Nuit - Jean-Pierre Perreault
The theme of the group as a microsociety is one of Jean-Pierre Perreault's leitmotifs. In Nuit, we find often anonymous yet endearing beings which win their freedom at the expense of separation from the group. Duets, solos and ensembles are alternated to form a mosaic of the multiple individual aspirations within a collective. Time is collective, cadenced by the simplicity of the steps.
Fluide - Harold Rhéaume
According to sociologist Zygmunt Bauman, the 2000s are the years of "liquid modernity", whereby network connections have replaced the overly stable concept of structure. This fluidity, which enables connection as much as disconnection, is explored in the choreography of Rhéaume. The social metaphor returns the focus to the individual. It is not so much the place of the individual within the collective community that is explored, but rather society built as a flexible and mobile network between individuals.
Rapaillé - Frédérique-Annie Robitaille et Dominique Desrochers
With its very personal way of interlacing individual and collective destinies, Gaston Miron's L'Homme rapaillé is considered one of the most important Quebecois novels of the 20th century. Like any language, dance relies on orality to remain alive. By setting their jig to the verses of Miron, the urban folklore collective Zogma literally puts the issue of identity in movement. Incarnated in the rhythms and bodies, the texts acquire a new sensuality. By incorporating the rhythms of language, dance becomes living memory and unleashes its entire range of meanings.
Gravel Works - Fredéric Gravel
A series of small choreographic scenes woven together into a quilt. It also brings to mind photographs taken with a polaroid camera; snapshots which are not necessarily refined but which attest to slices of life that one might put together to make a memory album of our multiple identities. A "trashy" aesthetic but without any serious weight, a nonchalant, postmodern community.
Mozongi - Zab Maboungou
This powerful, deeply rooted group piece uses the technique of loketo, which allows the breath to travel through the body in order to generate a rhythmic and postural engagement in movement that gives new energy and dynamism to the weight of the body. This comfortable, shared relationship with weight underscores the expression of Mozongi, in which the group is experienced as a network of individual roots.

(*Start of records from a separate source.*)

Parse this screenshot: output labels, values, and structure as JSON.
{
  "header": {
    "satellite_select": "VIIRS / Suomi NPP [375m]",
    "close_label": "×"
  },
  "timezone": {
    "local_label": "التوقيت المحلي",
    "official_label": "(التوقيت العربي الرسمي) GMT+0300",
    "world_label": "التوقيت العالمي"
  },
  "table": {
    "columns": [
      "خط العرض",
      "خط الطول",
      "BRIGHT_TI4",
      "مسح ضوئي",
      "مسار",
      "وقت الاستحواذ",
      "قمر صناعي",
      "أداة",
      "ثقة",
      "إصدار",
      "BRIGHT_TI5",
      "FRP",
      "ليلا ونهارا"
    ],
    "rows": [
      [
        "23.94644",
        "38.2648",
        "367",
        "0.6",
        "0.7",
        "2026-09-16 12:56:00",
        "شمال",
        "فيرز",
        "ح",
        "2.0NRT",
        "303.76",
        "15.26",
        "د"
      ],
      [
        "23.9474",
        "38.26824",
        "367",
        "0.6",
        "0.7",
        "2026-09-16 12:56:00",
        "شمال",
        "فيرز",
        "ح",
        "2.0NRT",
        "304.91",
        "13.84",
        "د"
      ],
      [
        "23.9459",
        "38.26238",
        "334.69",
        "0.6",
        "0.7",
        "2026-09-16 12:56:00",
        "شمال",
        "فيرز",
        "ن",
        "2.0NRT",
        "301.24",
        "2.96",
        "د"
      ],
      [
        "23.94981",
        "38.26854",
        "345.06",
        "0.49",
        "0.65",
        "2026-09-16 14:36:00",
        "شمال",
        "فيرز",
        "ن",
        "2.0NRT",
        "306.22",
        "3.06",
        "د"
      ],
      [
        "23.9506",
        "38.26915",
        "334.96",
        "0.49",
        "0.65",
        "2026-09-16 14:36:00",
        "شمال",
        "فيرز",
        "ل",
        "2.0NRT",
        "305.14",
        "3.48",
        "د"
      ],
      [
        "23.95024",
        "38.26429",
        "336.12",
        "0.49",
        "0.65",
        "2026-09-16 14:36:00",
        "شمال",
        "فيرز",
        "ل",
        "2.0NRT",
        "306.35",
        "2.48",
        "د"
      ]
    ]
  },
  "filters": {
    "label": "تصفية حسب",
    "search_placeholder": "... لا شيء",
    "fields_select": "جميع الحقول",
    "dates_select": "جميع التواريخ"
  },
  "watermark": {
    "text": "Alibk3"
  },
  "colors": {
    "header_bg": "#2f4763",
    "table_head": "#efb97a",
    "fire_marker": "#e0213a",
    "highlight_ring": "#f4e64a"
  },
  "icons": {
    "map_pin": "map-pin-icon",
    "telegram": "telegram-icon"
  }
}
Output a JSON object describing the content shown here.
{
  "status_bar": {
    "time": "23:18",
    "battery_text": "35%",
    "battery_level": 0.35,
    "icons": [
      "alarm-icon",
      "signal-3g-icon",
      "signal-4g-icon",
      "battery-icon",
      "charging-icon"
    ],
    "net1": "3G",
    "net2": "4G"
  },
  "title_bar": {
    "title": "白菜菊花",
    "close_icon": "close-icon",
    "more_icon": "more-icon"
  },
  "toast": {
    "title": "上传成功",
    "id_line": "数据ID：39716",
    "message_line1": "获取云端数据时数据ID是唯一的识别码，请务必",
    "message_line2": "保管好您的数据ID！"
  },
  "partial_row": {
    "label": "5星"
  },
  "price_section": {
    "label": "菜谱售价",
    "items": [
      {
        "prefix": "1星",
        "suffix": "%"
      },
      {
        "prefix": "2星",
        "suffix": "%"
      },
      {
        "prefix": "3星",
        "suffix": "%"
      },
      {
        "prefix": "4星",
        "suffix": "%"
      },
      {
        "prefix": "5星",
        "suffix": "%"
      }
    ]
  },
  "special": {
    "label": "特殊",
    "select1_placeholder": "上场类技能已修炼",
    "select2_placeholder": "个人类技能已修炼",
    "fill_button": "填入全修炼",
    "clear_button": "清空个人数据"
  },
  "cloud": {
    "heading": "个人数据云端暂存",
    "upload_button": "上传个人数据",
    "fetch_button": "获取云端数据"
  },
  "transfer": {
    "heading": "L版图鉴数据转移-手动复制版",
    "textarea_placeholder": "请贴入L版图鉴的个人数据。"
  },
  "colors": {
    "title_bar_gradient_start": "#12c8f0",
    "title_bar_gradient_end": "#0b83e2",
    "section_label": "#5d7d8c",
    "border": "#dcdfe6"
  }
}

Onstage, dancers from different origins reunited by the breathing of the drums make full use of the floor into which it anchors a communion between humans and territory.
Grand continental - Sylvain Émard
For Sylvain Émard, Grand continental is a means of getting back to basics and restoring a sense of collectivity by breaking down the barriers between formal and popular dance. By involving non-professionals in his festive choreographic gatherings, the boundary between audience and participants is blurred, and dance becomes a place for conviviality, shared identity and common territory. The two prior months of rehearsals have created a strong sense of belonging within the group.